  • That shareholder approval typically would be required but for the reliance on the temporary exception.

  • That the audit committee (or comparable body of independent, disinterested directors) expressly approved reliance on the exception and determined the transaction is in the best interests of the company’s shareholders.

Potential aggregation. Except for public offerings for cash, issuances of securities in reliance on the temporary exception will be aggregated with any subsequent issuance of securities at a discount to the “minimum price” if the binding agreement governing such subsequent issuance is executed within 90 days of the issuance relying on the temporary exception. Therefore, if the aggregate issuances (i.e., shares issued in reliance on the exception and any subsequent issuance(s) meeting the above criteria) equal 20% or more of the total shares of common stock outstanding or voting power, in each case before the first issuance, shareholder approval will be required pursuant to the 20% rule prior to such subsequent issuance.

Prior Consultation with the NYSE Recommended

Because the NYSE must approve use of the temporary exception, the NYSE recommends that companies looking to use the exception commence discussions with the exchange and provide the necessary documentation as far in advance of the proposed transaction as possible.
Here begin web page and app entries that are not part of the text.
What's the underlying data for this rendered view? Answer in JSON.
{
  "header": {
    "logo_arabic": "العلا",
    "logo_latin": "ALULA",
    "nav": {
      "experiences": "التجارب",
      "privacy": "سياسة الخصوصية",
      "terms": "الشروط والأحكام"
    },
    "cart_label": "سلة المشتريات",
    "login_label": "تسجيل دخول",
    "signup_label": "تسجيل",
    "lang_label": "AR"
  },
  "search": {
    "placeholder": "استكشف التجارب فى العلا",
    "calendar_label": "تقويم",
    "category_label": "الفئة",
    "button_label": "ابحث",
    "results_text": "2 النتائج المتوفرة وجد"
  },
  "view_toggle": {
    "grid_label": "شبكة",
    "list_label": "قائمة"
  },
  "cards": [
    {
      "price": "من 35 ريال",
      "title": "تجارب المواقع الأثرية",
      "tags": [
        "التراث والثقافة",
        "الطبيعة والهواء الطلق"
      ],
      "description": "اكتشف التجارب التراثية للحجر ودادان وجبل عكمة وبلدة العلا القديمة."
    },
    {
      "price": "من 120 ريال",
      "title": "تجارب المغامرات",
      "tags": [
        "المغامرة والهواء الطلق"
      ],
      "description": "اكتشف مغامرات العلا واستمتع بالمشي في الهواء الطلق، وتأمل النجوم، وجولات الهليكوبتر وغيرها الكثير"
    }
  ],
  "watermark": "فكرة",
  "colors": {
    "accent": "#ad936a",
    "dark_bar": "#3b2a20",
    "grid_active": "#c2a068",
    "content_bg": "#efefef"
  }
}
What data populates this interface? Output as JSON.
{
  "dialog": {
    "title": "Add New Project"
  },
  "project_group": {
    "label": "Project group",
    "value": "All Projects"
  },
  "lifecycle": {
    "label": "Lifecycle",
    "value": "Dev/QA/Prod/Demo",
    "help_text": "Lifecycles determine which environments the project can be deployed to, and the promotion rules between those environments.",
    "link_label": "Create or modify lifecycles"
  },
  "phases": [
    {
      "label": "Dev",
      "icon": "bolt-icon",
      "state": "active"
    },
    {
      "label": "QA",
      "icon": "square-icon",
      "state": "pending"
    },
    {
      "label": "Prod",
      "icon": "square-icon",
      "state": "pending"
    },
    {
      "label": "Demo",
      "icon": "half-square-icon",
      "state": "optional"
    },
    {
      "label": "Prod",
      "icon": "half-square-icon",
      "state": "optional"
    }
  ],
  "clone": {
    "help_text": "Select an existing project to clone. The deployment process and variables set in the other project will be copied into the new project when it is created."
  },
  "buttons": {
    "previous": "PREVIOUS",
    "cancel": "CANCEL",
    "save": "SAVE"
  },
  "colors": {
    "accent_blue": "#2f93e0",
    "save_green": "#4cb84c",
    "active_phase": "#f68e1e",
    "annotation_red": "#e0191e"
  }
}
© 2021 Jones Walker LLPNational Law Review, Volume X, Number 142



About this Author

Dionne M. Rousseau, Jones Walker, acquisitions transactions lawyer, public private companies attorney

Dionne Rousseau has served as the lead outside corporate and securities counsel for 12 public companies, and as boardroom lawyer for three of those companies. She has more than 25 years of experience handling corporate finance and mergers and acquisitions transactions for public and private companies. Representative transactions handled as lead counsel include two $1-billion at-the-market common stock offerings for a Fortune 500® Company; a $1-billion debt refinancing, including $300 million in senior subordinated notes and a $200-million debt tender offer...

Alexandra Clark Layfield Corporate Attorney Jones Walker Law Firm

Alexandra Layfield joined Jones Walker's Corporate & Securities Practice Group in 2008. Ms. Layfield's practice is exclusively transactional, concentrating principally on the areas of securities law, mergers and acquisitions, general corporate law and corporate governance matters. Alexandra Layfield is a partner in the Corporate Practice Group.

At Jones Walker, she leads the firm’s corporate, securities and executive compensation team. Alex serves as outside corporate and securities counsel for public companies, including acting as boardroom...

Thomas Kimball, Jones Walker Law Firm, New Orleans, Corporate Law Attorney

Thomas D. Kimball is an associate in the firm’s Corporate & Securities Practice Group and practices from the firm’s New Orleans office. He is a 2016 graduate of the Loyola University New Orleans College of Law, where he received a juris doctor degree, summa cum laude, a Certificate in Law, Technology, and Entrepreneurship, and earned the William L. Crowe, Sr. Scholar distinction. In addition, Mr. Kimball was an Articles Editor on the Loyola Law Review Editorial Board and served in Loyola’s Entrepreneurship Project, a partnership with Propeller which...